    This article killed my creativity- cuz a coworker sent it to me, and i had to read, thus disrupting creative my workflow. 
    be more creative, less article about it

  • Small business owner

    Excellent article!! Truth is our cultures & sub-cultures have so many structures & processes in place in order to control people, i.e., religion, schools, colleges, universities (note I didn't say educators because they're rare these days), the government and all the bureaucracies that it runs, plus large & mid-size businesses, most of which which are also bureaucratic.  Most jobs are highly process oriented, and, sadly, most people feel more comfortable within a structured environment because creativity is not supported; more often than not, creative people are looked upon as weird and a threat to most levels of management.  Too bad creativity is so totally under utilized or overlooked in most businesses, and a 3 day seminar on How to be More Creative isn't enough to change corporate cultures that breed conformity.

  • Dr Charles Parker

    Thanks so much for this excellent article with another subgroup, slightly different than the Narrow Minded Mob, added herein for your consideration - based upon intellectual exhibitionism:

    *The Intellectual Posers* who find their identity challenged by information they simply might find embarrassing as it leaves them uninformed amongst their followers. E.g. Carve out a fresh piece of neuroscience, attempt repeatedly to own that rather deep but narrow new information, then condemn those lost souls who understand and share an even deeper perspective that you haven't considered, or don't have the time to master.
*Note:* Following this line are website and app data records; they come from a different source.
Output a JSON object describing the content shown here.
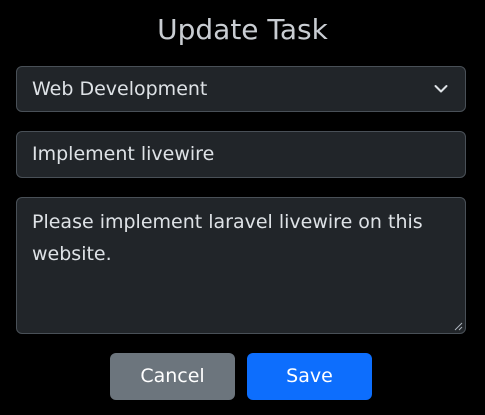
{
  "dialog": {
    "title": "Update Task"
  },
  "form": {
    "category_select": {
      "selected": "Web Development"
    },
    "task_name": {
      "value": "Implement livewire"
    },
    "description": {
      "value": "Please implement laravel livewire on this website."
    }
  },
  "actions": {
    "cancel_label": "Cancel",
    "save_label": "Save"
  },
  "colors": {
    "background": "#000000",
    "field_background": "#212529",
    "cancel_button": "#6c757d",
    "save_button": "#0d6efd"
  },
  "icons": {
    "select_chevron": "chevron-down-icon",
    "textarea_resize": "resize-grip-icon"
  }
}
Your best action as a *Poser* - condemn that new information as insufficient because it didn't adequately address your more superficial though complex variables.

    To deal with this clever, egoistic self possessed re-framer:
    Drive deftly to the coalescence of applications - where the complexities meet in reality. Real outcomes based upon more comprehensive understandings will demonstrate accuracy with greater frequency.

    And then smile respectfully. Naivete' is painful and potentially dangerous.

    Much appreciated!
    Dr Charles Parker
    CoreBrain.org

  • Christina

    This is a very interesting article. Being very creative myself, I can identify with several creativity killers on here and have fought those mindsets throughout my lifetime. Being and thinking creatively can be a lonely place at times. Some people can't even understand that process because they aren't creative themselves therefore trying to control situations as you mentioned above. Staying true to ones creative self is almost as important as breathing in my opinion.

  • Peter Metcher

    I agree with Christina that these creativity killers are familair. I like the strategies for dealing with these insidious beasts.

    I find it interesting the comment about "they aren't creative themselves". I see everyone as being creative, as I think we all create all day long - just depends on your perspective. Perhaps what separates the creative and "non creative" is the courage (or lack of) to follow your own creative voice, and celebrate that voice and the process of creating.